### What to work on
Each record below gets repeated exactly, and pictures stay out of the copy.

(App and web page records)

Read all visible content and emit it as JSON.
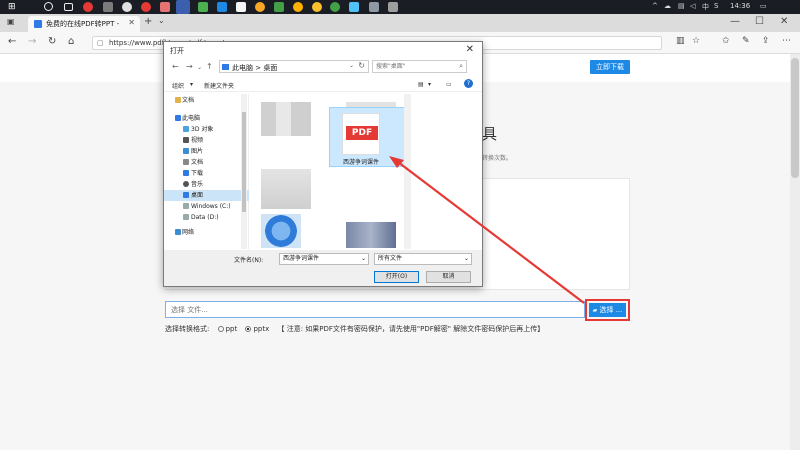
{
  "colors": {
    "accent": "#1e88e5",
    "highlight": "#e53935",
    "selection": "#cce4f7"
  },
  "taskbar": {
    "icons": [
      "windows-icon",
      "search-icon",
      "task-view-icon",
      "app-icon",
      "app-icon",
      "app-icon",
      "app-icon",
      "app-icon",
      "app-icon",
      "app-icon",
      "app-icon",
      "app-icon",
      "app-icon",
      "app-icon",
      "app-icon",
      "app-icon"
    ],
    "language": "中",
    "time": "14:36"
  },
  "browser": {
    "tab_title": "免费的在线PDF转PPT -",
    "url": "https://www.pdfkt.com/pdf-to-ppt"
  },
  "page": {
    "download_button": "立即下载",
    "heading": "具",
    "subtext": "转换次数。",
    "file_input_placeholder": "选择 文件...",
    "choose_button": "选择 ...",
    "format_label": "选择转换格式:",
    "format_options": [
      "ppt",
      "pptx"
    ],
    "selected_format": "pptx",
    "notice": "【 注意: 如果PDF文件有密码保护，请先使用\"PDF解密\" 解除文件密码保护后再上传】"
  },
  "dialog": {
    "title": "打开",
    "path": [
      "此电脑",
      "桌面"
    ],
    "search_placeholder": "搜索\"桌面\"",
    "toolbar": {
      "organize": "组织",
      "new_folder": "新建文件夹"
    },
    "nav_items": [
      {
        "label": "文档",
        "icon": "folder-icon"
      },
      {
        "label": "此电脑",
        "icon": "computer-icon"
      },
      {
        "label": "3D 对象",
        "icon": "folder-3d-icon"
      },
      {
        "label": "视频",
        "icon": "video-icon"
      },
      {
        "label": "图片",
        "icon": "picture-icon"
      },
      {
        "label": "文档",
        "icon": "document-icon"
      },
      {
        "label": "下载",
        "icon": "download-icon"
      },
      {
        "label": "音乐",
        "icon": "music-icon"
      },
      {
        "label": "桌面",
        "icon": "desktop-icon"
      },
      {
        "label": "Windows (C:)",
        "icon": "drive-icon"
      },
      {
        "label": "Data (D:)",
        "icon": "drive-icon"
      },
      {
        "label": "网络",
        "icon": "network-icon"
      }
    ],
    "selected_nav": "桌面",
    "pdf_file": {
      "badge": "PDF",
      "name": "西游争词课件"
    },
    "filename_label": "文件名(N):",
    "filename_value": "西游争词课件",
    "filetype": "所有文件",
    "open_button": "打开(O)",
    "cancel_button": "取消"
  }
}
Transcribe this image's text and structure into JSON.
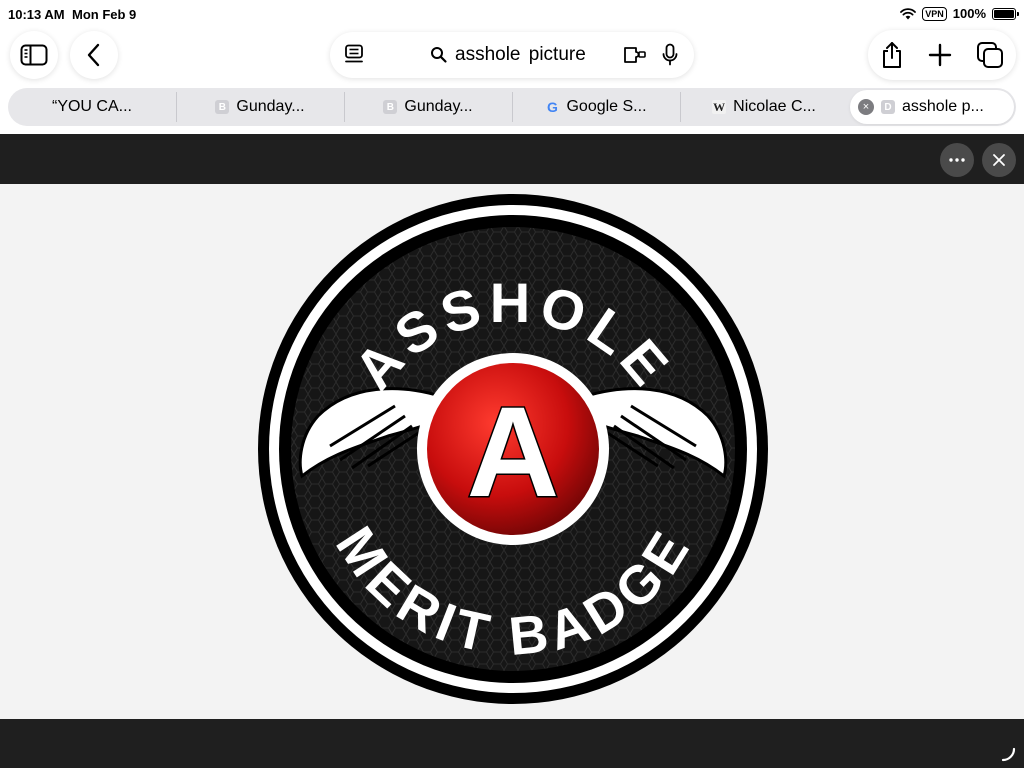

### Exercise solution
Read all visible content and emit it as JSON.
{
  "colors": {
    "accent": "#1e88e5",
    "highlight": "#e53935",
    "selection": "#cce4f7"
  },
  "taskbar": {
    "icons": [
      "windows-icon",
      "search-icon",
      "task-view-icon",
      "app-icon",
      "app-icon",
      "app-icon",
      "app-icon",
      "app-icon",
      "app-icon",
      "app-icon",
      "app-icon",
      "app-icon",
      "app-icon",
      "app-icon",
      "app-icon",
      "app-icon"
    ],
    "language": "中",
    "time": "14:36"
  },
  "browser": {
    "tab_title": "免费的在线PDF转PPT -",
    "url": "https://www.pdfkt.com/pdf-to-ppt"
  },
  "page": {
    "download_button": "立即下载",
    "heading": "具",
    "subtext": "转换次数。",
    "file_input_placeholder": "选择 文件...",
    "choose_button": "选择 ...",
    "format_label": "选择转换格式:",
    "format_options": [
      "ppt",
      "pptx"
    ],
    "selected_format": "pptx",
    "notice": "【 注意: 如果PDF文件有密码保护，请先使用\"PDF解密\" 解除文件密码保护后再上传】"
  },
  "dialog": {
    "title": "打开",
    "path": [
      "此电脑",
      "桌面"
    ],
    "search_placeholder": "搜索\"桌面\"",
    "toolbar": {
      "organize": "组织",
      "new_folder": "新建文件夹"
    },
    "nav_items": [
      {
        "label": "文档",
        "icon": "folder-icon"
      },
      {
        "label": "此电脑",
        "icon": "computer-icon"
      },
      {
        "label": "3D 对象",
        "icon": "folder-3d-icon"
      },
      {
        "label": "视频",
        "icon": "video-icon"
      },
      {
        "label": "图片",
        "icon": "picture-icon"
      },
      {
        "label": "文档",
        "icon": "document-icon"
      },
      {
        "label": "下载",
        "icon": "download-icon"
      },
      {
        "label": "音乐",
        "icon": "music-icon"
      },
      {
        "label": "桌面",
        "icon": "desktop-icon"
      },
      {
        "label": "Windows (C:)",
        "icon": "drive-icon"
      },
      {
        "label": "Data (D:)",
        "icon": "drive-icon"
      },
      {
        "label": "网络",
        "icon": "network-icon"
      }
    ],
    "selected_nav": "桌面",
    "pdf_file": {
      "badge": "PDF",
      "name": "西游争词课件"
    },
    "filename_label": "文件名(N):",
    "filename_value": "西游争词课件",
    "filetype": "所有文件",
    "open_button": "打开(O)",
    "cancel_button": "取消"
  }
}
Transcribe this image's text and structure into JSON.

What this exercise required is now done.